▶ **Dataset records**
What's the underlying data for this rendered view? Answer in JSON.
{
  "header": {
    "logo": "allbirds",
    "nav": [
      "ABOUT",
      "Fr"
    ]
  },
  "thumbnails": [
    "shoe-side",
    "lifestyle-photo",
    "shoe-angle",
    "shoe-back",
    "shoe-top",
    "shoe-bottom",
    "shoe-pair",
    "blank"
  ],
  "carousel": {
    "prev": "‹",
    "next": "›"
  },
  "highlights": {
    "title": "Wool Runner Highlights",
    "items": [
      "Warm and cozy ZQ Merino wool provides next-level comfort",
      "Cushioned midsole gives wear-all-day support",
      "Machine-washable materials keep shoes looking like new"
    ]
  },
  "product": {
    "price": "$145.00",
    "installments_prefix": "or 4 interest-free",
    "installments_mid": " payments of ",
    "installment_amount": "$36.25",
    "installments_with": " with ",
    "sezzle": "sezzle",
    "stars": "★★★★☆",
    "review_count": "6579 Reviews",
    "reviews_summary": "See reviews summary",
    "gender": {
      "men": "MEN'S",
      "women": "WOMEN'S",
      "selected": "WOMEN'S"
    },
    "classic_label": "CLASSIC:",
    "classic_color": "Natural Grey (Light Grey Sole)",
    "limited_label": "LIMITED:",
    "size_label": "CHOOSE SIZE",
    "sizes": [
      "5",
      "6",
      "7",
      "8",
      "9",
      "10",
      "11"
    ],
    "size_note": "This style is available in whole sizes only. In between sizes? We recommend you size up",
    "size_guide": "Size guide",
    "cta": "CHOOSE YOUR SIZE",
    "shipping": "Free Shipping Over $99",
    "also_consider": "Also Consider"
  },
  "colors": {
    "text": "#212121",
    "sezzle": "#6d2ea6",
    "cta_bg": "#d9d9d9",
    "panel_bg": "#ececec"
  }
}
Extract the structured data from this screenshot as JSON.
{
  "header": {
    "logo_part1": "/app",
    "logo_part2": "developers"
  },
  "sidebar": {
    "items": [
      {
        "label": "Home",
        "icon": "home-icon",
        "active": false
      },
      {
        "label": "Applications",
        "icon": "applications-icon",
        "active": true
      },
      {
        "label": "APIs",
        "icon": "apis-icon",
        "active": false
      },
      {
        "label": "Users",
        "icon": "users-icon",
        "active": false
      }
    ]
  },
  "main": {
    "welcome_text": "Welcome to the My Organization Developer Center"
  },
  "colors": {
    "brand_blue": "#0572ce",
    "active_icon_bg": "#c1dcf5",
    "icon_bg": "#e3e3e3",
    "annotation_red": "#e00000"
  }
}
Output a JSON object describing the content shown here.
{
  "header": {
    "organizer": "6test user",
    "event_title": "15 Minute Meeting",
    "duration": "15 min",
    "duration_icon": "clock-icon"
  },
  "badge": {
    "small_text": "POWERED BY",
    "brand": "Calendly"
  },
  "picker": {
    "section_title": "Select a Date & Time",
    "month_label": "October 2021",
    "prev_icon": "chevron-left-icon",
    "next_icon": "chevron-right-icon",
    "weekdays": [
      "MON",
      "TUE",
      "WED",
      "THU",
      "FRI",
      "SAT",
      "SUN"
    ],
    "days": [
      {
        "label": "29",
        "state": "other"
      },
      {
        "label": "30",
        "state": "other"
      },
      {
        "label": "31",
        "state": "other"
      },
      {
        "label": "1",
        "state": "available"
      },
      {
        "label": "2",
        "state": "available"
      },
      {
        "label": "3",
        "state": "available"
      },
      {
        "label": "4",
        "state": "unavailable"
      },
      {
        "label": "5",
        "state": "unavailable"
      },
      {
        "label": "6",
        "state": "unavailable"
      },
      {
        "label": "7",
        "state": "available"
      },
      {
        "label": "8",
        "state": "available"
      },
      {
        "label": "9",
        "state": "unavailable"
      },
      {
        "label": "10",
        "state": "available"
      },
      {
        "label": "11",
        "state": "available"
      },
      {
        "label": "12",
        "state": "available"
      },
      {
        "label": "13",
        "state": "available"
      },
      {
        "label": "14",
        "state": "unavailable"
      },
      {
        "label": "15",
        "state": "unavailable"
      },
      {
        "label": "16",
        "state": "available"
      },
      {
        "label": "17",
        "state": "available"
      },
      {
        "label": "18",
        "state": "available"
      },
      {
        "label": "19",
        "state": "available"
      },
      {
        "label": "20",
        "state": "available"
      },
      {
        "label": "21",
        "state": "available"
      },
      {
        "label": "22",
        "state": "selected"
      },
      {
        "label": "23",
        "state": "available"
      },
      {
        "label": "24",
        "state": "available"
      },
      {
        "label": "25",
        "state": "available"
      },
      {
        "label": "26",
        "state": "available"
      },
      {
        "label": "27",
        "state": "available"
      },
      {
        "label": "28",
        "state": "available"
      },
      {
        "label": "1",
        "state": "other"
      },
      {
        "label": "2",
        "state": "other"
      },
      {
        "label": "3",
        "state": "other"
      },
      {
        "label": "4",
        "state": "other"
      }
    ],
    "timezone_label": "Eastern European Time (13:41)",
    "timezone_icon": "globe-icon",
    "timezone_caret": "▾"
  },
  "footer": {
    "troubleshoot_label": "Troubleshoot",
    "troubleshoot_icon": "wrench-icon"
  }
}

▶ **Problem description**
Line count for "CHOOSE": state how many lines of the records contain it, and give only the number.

▶ **Response**
2